Winter 2001 – We asked the experts at National Gown Cleaners, a gown cleaning and museum quality preservation company based in San Jose, the most important do’s and don’ts of preserving a gown. The first and most important “do” is to clean the gown within 30 days of the wedding. “The longer stains sit, the harder they are to remove, creating a risk to the fabric,” explains Christie Morrissey, manager of the NGC‘s San Jose facilities.” Most problems we are hired to fix could have been prevented if noted before cleaning,” Morrissey added.
Fall/Winter 2000 – “If you decide that renovation is the way to go and your gown is quite old or a true antique, it’s best to have the gown examined by a professional conservator to assess what needs to be done and what can be done. Another option is to call National Gown Cleaners, a California-based operation that offers gown-cleaning and preservation services, restoration of older garments, textile search and replacement, and restyling, which includes alterations, dressmaking and pattern making.”
News: Los Altos Town Crier
January 13, 1999 Issue, Page 26-27 – “Christine Morrissey, who handles gowns from all over the world, put on cotton gloves and carefully handled the precious cargo,” Gaye said.
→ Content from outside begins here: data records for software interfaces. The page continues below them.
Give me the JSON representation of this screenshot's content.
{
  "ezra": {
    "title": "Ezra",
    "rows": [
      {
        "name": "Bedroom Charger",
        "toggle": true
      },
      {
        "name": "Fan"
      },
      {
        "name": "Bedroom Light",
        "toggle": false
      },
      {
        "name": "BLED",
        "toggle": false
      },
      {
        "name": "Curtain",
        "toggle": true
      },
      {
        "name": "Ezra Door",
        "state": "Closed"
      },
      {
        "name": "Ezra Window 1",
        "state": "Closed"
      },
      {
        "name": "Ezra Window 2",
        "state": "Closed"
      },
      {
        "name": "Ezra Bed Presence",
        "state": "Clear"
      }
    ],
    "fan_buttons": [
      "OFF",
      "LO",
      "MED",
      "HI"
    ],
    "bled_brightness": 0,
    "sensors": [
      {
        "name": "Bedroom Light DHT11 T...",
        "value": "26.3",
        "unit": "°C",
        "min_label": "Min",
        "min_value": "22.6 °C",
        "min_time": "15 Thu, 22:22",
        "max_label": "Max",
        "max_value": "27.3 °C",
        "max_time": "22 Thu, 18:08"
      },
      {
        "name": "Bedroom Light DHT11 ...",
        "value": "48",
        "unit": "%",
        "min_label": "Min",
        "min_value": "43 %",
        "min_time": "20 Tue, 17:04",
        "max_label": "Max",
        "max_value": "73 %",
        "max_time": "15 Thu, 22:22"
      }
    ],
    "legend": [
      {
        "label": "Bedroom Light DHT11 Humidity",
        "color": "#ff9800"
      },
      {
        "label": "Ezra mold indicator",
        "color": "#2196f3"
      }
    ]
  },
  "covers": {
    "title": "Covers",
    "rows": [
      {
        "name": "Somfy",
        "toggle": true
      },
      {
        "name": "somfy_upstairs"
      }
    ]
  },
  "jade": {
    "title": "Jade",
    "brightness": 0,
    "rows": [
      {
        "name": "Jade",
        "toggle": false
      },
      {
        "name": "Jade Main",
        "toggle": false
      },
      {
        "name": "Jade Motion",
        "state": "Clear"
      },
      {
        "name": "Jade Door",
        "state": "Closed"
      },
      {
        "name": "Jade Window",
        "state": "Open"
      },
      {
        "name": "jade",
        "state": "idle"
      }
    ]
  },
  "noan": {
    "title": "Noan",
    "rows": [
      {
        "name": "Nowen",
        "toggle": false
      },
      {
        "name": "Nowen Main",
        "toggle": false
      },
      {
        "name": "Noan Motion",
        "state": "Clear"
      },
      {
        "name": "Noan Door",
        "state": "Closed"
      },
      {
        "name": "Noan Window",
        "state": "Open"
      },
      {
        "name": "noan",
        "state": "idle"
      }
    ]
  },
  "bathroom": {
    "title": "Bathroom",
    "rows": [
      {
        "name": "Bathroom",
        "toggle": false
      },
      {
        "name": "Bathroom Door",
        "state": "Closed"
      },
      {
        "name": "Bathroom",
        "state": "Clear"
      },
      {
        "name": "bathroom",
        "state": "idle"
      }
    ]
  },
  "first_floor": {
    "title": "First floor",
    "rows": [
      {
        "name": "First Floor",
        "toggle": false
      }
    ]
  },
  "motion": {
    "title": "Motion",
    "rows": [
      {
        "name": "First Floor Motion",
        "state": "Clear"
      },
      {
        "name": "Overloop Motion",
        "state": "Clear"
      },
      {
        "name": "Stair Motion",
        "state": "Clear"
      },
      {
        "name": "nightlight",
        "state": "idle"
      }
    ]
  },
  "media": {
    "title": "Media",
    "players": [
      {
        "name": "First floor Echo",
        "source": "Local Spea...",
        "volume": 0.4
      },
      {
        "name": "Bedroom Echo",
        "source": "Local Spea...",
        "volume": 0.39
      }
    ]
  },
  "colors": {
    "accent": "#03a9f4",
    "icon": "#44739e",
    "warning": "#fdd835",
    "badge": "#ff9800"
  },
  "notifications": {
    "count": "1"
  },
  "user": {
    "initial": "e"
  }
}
Crawford swears by National Gown Cleaners, which is “renowned for their preservation services and conservation.”
News: Sun Journal Sunday, Lewiston, Maine
August 1998, Page 8 – “While handling your gown, white cotton gloves should be used to prevent oils from depositing on the gown. Oils can oxidize thus leaving a stain like appearance on the gown.” said Christine Morrissey.
News: National Clothesline
July 2001, page 6On any given day, National Gown Cleaners receive shipments of garments from all over the world. The company has sales offices in Taiwan, Japan and Switzerland. “In a week, we’ll see somebody’s great grandmother’s gown, a lot of turn-of-the century things that people walk in with, a lot of brand new wedding gowns that are couture, one of a kind dress,” Christine said.
News: June Wedding, Inc. An association for event Professionals
April-June 2001 Newsletter – “What if you refer a local cleaner and that cleaner damages the gown? What if you act as the agent and send the gown into the cleaner, mark it up to make a few dollars then, get it back damaged? Who is responsible? Who’s insured and, finally who will the bride remember when she thinks of her damaged gown?”
International Design Newsletter
July 1988 – “Christine Morrissey a textile conservator and the president of National Gown Cleaners with offices in the USA, Taiwan, Japan and Switzerland, suggest that when a normal dry cleaner or gown cleaner advertises “Lifetime Guarantee” be aware. Whose lifetime? In an age where it is common place to see new cleaners coming and going even a 50 year guarantee is somewhat of a stretch.”
Article: Wedding Ideas (www.weddingideas.com)
Preserving Your Gown
By Christine Morrissey
National Gown Cleaners & Archival Products
“After the celebrations are complete, what’s a newlywed bride to do with her gown? Whether you decide to keep your beautiful gown as a keepsake for your daughter or save it for sentimental reasons, you must first have it cleaned. Your gown should be cleaned as soon as possible……” Full Article – http://www.weddingideas.com/june98/preserve_gown1.htm